→ **WORK TO COMPLETE**:
What is needed is an exact copy of the records, with the images left out.

[Opening INPUT DATA section]

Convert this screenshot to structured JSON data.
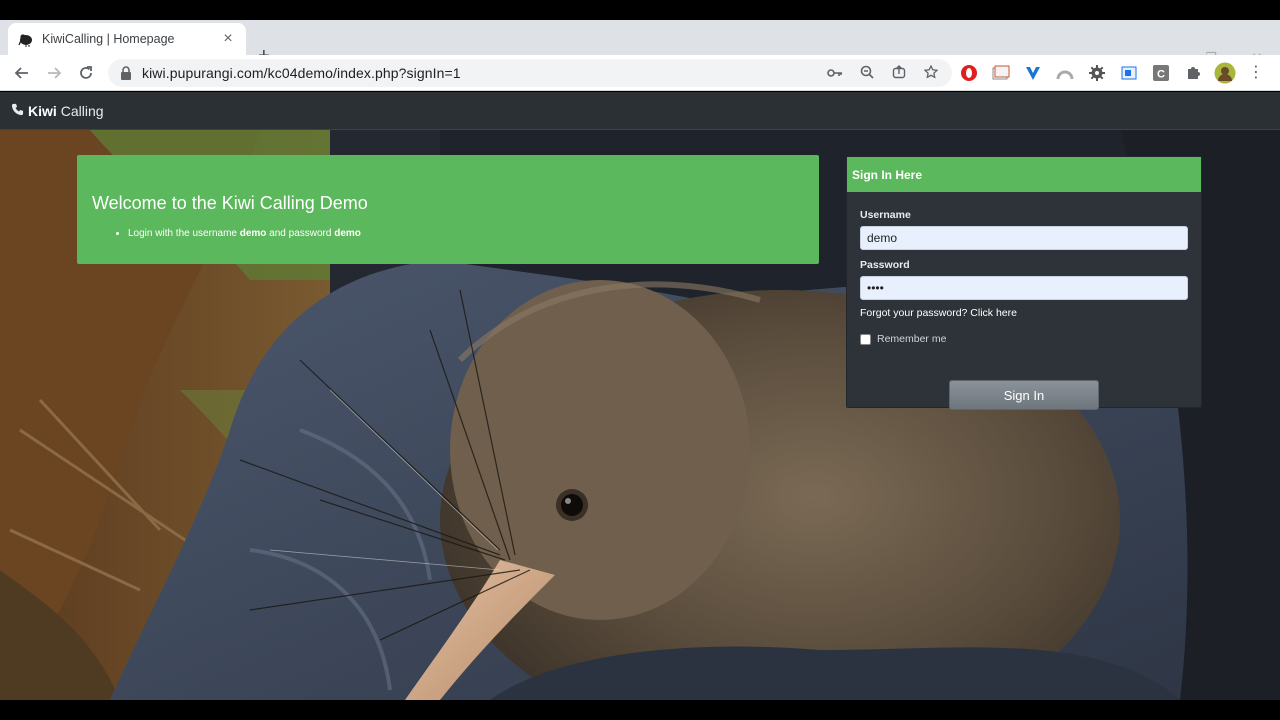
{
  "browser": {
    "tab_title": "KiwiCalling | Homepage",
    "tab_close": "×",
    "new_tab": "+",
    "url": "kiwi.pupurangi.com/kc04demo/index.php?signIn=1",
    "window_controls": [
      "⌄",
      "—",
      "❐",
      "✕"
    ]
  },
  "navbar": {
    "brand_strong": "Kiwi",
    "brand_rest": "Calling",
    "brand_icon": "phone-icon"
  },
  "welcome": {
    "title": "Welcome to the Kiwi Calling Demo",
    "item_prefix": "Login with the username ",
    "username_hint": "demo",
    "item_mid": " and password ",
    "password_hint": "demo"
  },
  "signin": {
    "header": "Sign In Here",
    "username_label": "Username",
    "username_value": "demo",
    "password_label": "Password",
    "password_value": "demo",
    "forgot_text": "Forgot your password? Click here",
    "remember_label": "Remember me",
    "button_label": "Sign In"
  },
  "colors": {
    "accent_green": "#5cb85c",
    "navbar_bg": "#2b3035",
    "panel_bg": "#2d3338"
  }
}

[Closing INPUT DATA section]

→ **RESPONSE FOR THIS EXERCISE**:
Convert this screenshot to structured JSON data.
{
  "browser": {
    "tab_title": "KiwiCalling | Homepage",
    "tab_close": "×",
    "new_tab": "+",
    "url": "kiwi.pupurangi.com/kc04demo/index.php?signIn=1",
    "window_controls": [
      "⌄",
      "—",
      "❐",
      "✕"
    ]
  },
  "navbar": {
    "brand_strong": "Kiwi",
    "brand_rest": "Calling",
    "brand_icon": "phone-icon"
  },
  "welcome": {
    "title": "Welcome to the Kiwi Calling Demo",
    "item_prefix": "Login with the username ",
    "username_hint": "demo",
    "item_mid": " and password ",
    "password_hint": "demo"
  },
  "signin": {
    "header": "Sign In Here",
    "username_label": "Username",
    "username_value": "demo",
    "password_label": "Password",
    "password_value": "demo",
    "forgot_text": "Forgot your password? Click here",
    "remember_label": "Remember me",
    "button_label": "Sign In"
  },
  "colors": {
    "accent_green": "#5cb85c",
    "navbar_bg": "#2b3035",
    "panel_bg": "#2d3338"
  }
}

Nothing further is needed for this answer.